> _WORK TASK_: From the entries below, work out how many lines contain the string "text"; answer with the number alone.

> _MATERIAL FOR THIS EXERCISE_:
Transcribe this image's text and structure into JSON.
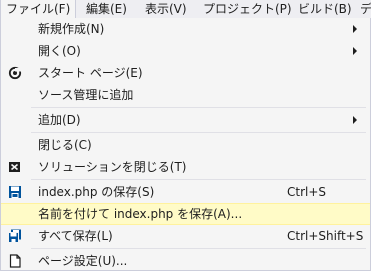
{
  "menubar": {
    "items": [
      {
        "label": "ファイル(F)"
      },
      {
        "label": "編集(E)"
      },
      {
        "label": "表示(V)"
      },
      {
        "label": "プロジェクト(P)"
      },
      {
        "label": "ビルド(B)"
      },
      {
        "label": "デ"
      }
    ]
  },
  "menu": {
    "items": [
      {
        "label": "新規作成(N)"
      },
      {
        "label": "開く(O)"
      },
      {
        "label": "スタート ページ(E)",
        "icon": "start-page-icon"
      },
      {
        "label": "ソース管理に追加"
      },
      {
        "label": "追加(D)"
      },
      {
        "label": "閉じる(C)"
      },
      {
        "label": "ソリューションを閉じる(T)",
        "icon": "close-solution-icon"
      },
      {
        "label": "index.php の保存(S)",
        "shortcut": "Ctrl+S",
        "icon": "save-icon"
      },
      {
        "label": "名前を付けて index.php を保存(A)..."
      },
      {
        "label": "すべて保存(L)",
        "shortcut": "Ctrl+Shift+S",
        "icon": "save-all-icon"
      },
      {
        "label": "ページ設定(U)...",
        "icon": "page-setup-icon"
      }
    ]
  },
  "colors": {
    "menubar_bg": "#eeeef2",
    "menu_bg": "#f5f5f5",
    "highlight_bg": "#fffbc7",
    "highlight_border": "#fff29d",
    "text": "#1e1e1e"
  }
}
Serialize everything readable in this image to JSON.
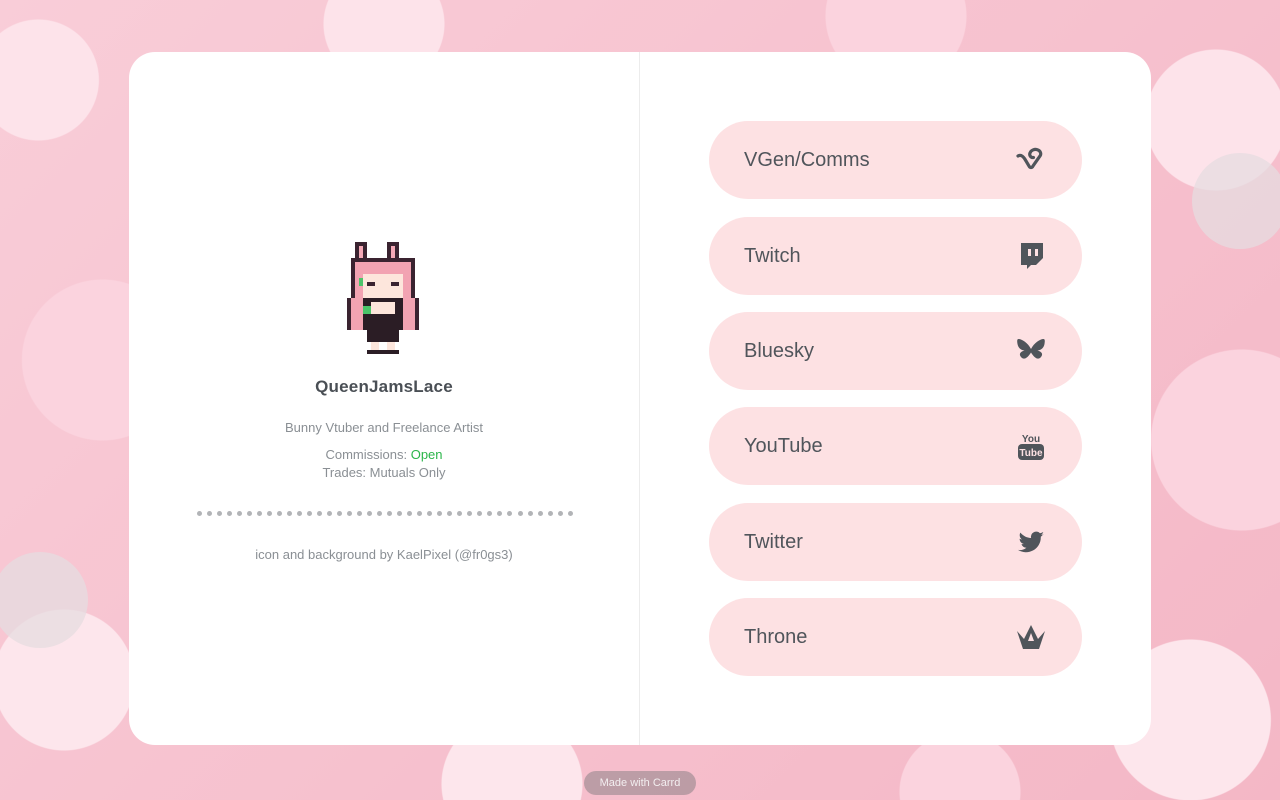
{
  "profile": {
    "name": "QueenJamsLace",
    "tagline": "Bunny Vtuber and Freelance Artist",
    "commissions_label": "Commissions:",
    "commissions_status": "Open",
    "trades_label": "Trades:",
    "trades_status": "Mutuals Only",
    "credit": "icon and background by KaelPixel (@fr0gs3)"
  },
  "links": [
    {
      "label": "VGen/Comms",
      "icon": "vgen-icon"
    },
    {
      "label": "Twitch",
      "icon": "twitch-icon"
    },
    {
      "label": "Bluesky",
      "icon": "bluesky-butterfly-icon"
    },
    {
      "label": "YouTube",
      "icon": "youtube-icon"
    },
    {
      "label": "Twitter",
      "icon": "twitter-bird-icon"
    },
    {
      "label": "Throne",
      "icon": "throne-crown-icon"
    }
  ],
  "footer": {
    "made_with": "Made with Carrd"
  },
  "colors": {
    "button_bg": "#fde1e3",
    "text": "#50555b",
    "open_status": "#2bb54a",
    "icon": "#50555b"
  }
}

> _ANSWER TO THIS TASK_: 3